# TASK GOAL:
Which lines of the records contain the word "would"? Copy each one.

+ + + + +

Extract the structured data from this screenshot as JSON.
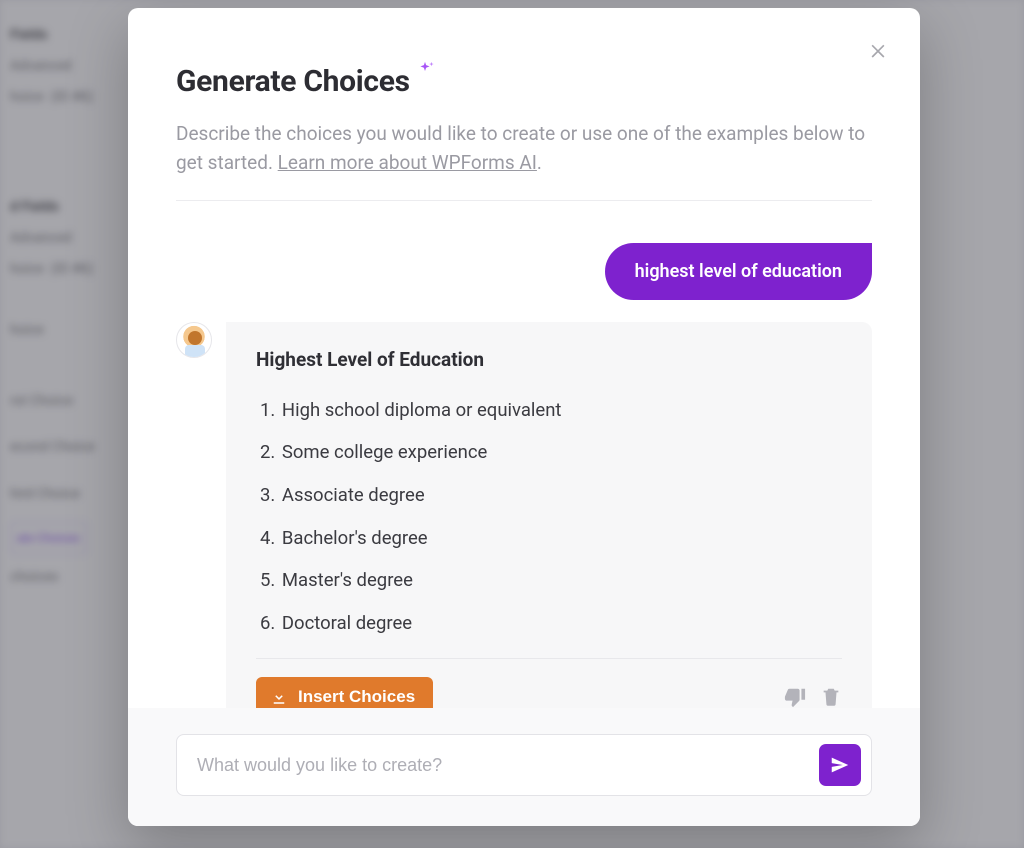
{
  "background": {
    "sidebar_items": [
      "Fields",
      "Advanced",
      "hoice",
      "d Fields",
      "Advanced",
      "hoice",
      "hoice",
      "rst Choice",
      "econd Choice",
      "hird Choice",
      "ate Choices",
      "choices"
    ]
  },
  "modal": {
    "title": "Generate Choices",
    "subtitle_a": "Describe the choices you would like to create or use one of the examples below to get started. ",
    "learn_more": "Learn more about WPForms AI",
    "subtitle_b": "."
  },
  "chat": {
    "user_message": "highest level of education",
    "ai_title": "Highest Level of Education",
    "choices": [
      "High school diploma or equivalent",
      "Some college experience",
      "Associate degree",
      "Bachelor's degree",
      "Master's degree",
      "Doctoral degree"
    ],
    "insert_label": "Insert Choices"
  },
  "input": {
    "placeholder": "What would you like to create?"
  },
  "colors": {
    "accent": "#7e22ce",
    "insert": "#e07a2c"
  }
}
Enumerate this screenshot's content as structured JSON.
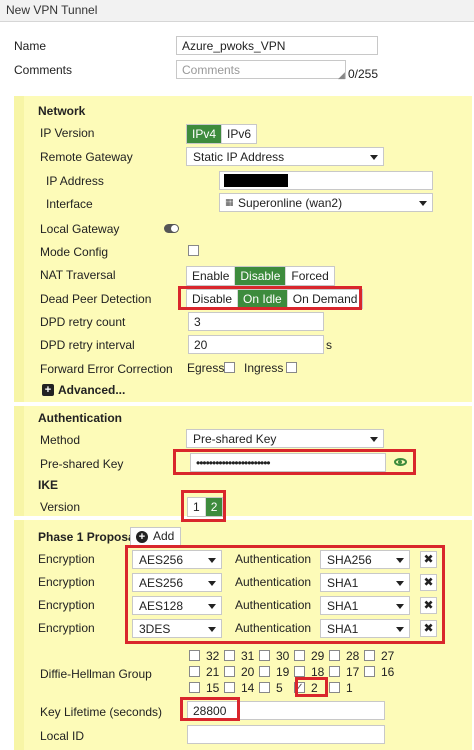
{
  "window": {
    "title": "New VPN Tunnel"
  },
  "general": {
    "name_label": "Name",
    "name_value": "Azure_pwoks_VPN",
    "comments_label": "Comments",
    "comments_placeholder": "Comments",
    "comments_counter": "0/255"
  },
  "network": {
    "heading": "Network",
    "ip_version": {
      "label": "IP Version",
      "options": [
        "IPv4",
        "IPv6"
      ],
      "selected": "IPv4"
    },
    "remote_gateway": {
      "label": "Remote Gateway",
      "value": "Static IP Address"
    },
    "ip_address": {
      "label": "IP Address"
    },
    "interface": {
      "label": "Interface",
      "value": "Superonline (wan2)"
    },
    "local_gateway": {
      "label": "Local Gateway"
    },
    "mode_config": {
      "label": "Mode Config"
    },
    "nat_traversal": {
      "label": "NAT Traversal",
      "options": [
        "Enable",
        "Disable",
        "Forced"
      ],
      "selected": "Disable"
    },
    "dpd": {
      "label": "Dead Peer Detection",
      "options": [
        "Disable",
        "On Idle",
        "On Demand"
      ],
      "selected": "On Idle"
    },
    "dpd_retry_count": {
      "label": "DPD retry count",
      "value": "3"
    },
    "dpd_retry_interval": {
      "label": "DPD retry interval",
      "value": "20",
      "unit": "s"
    },
    "fec": {
      "label": "Forward Error Correction",
      "egress": "Egress",
      "ingress": "Ingress"
    },
    "advanced_label": "Advanced..."
  },
  "authentication": {
    "heading": "Authentication",
    "method": {
      "label": "Method",
      "value": "Pre-shared Key"
    },
    "psk": {
      "label": "Pre-shared Key",
      "value": "•••••••••••••••••••••••"
    }
  },
  "ike": {
    "heading": "IKE",
    "version": {
      "label": "Version",
      "options": [
        "1",
        "2"
      ],
      "selected": "2"
    }
  },
  "phase1": {
    "heading": "Phase 1 Proposal",
    "add_label": "Add",
    "proposals": [
      {
        "enc_label": "Encryption",
        "enc": "AES256",
        "auth_label": "Authentication",
        "auth": "SHA256"
      },
      {
        "enc_label": "Encryption",
        "enc": "AES256",
        "auth_label": "Authentication",
        "auth": "SHA1"
      },
      {
        "enc_label": "Encryption",
        "enc": "AES128",
        "auth_label": "Authentication",
        "auth": "SHA1"
      },
      {
        "enc_label": "Encryption",
        "enc": "3DES",
        "auth_label": "Authentication",
        "auth": "SHA1"
      }
    ],
    "dh": {
      "label": "Diffie-Hellman Group",
      "groups": [
        "32",
        "31",
        "30",
        "29",
        "28",
        "27",
        "21",
        "20",
        "19",
        "18",
        "17",
        "16",
        "15",
        "14",
        "5",
        "2",
        "1"
      ],
      "checked": [
        "2"
      ]
    },
    "key_lifetime": {
      "label": "Key Lifetime (seconds)",
      "value": "28800"
    },
    "local_id": {
      "label": "Local ID"
    }
  },
  "colors": {
    "panel": "#fdfbb8",
    "active": "#3d8b3d",
    "highlight": "#d9262c"
  }
}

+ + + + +

# RESULT:
    "subtitle_a": "Describe the choices you would like to create or use one of the examples below to get started. ",
    "placeholder": "What would you like to create?"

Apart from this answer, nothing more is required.